Return the records below exactly as they are written.

Records for the task >>
--------------------------------

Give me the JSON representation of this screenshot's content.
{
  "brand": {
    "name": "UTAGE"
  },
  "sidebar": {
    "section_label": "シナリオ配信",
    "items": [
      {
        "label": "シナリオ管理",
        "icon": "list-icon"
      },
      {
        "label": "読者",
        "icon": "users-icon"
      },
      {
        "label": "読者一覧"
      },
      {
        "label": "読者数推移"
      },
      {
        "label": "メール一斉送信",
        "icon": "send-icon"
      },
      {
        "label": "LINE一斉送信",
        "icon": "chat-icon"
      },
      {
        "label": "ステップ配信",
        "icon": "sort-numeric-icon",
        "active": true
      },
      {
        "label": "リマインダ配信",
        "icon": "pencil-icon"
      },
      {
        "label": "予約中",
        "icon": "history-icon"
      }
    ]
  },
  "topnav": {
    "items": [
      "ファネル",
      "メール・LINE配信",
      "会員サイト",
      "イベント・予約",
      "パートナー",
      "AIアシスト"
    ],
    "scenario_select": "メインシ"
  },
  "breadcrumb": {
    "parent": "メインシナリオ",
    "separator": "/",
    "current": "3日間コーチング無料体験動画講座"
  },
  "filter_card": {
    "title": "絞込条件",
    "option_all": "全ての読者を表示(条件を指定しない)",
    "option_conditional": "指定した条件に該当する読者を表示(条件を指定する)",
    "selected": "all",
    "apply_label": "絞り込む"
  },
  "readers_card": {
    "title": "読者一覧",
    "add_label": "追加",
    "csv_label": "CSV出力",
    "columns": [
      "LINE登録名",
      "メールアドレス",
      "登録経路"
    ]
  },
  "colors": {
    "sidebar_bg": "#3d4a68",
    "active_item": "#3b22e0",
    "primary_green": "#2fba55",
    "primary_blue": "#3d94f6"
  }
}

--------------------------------

Result >>
Give me the JSON representation of this screenshot's content.
{
  "brand": {
    "name": "UTAGE"
  },
  "sidebar": {
    "section_label": "シナリオ配信",
    "items": [
      {
        "label": "シナリオ管理",
        "icon": "list-icon"
      },
      {
        "label": "読者",
        "icon": "users-icon"
      },
      {
        "label": "読者一覧"
      },
      {
        "label": "読者数推移"
      },
      {
        "label": "メール一斉送信",
        "icon": "send-icon"
      },
      {
        "label": "LINE一斉送信",
        "icon": "chat-icon"
      },
      {
        "label": "ステップ配信",
        "icon": "sort-numeric-icon",
        "active": true
      },
      {
        "label": "リマインダ配信",
        "icon": "pencil-icon"
      },
      {
        "label": "予約中",
        "icon": "history-icon"
      }
    ]
  },
  "topnav": {
    "items": [
      "ファネル",
      "メール・LINE配信",
      "会員サイト",
      "イベント・予約",
      "パートナー",
      "AIアシスト"
    ],
    "scenario_select": "メインシ"
  },
  "breadcrumb": {
    "parent": "メインシナリオ",
    "separator": "/",
    "current": "3日間コーチング無料体験動画講座"
  },
  "filter_card": {
    "title": "絞込条件",
    "option_all": "全ての読者を表示(条件を指定しない)",
    "option_conditional": "指定した条件に該当する読者を表示(条件を指定する)",
    "selected": "all",
    "apply_label": "絞り込む"
  },
  "readers_card": {
    "title": "読者一覧",
    "add_label": "追加",
    "csv_label": "CSV出力",
    "columns": [
      "LINE登録名",
      "メールアドレス",
      "登録経路"
    ]
  },
  "colors": {
    "sidebar_bg": "#3d4a68",
    "active_item": "#3b22e0",
    "primary_green": "#2fba55",
    "primary_blue": "#3d94f6"
  }
}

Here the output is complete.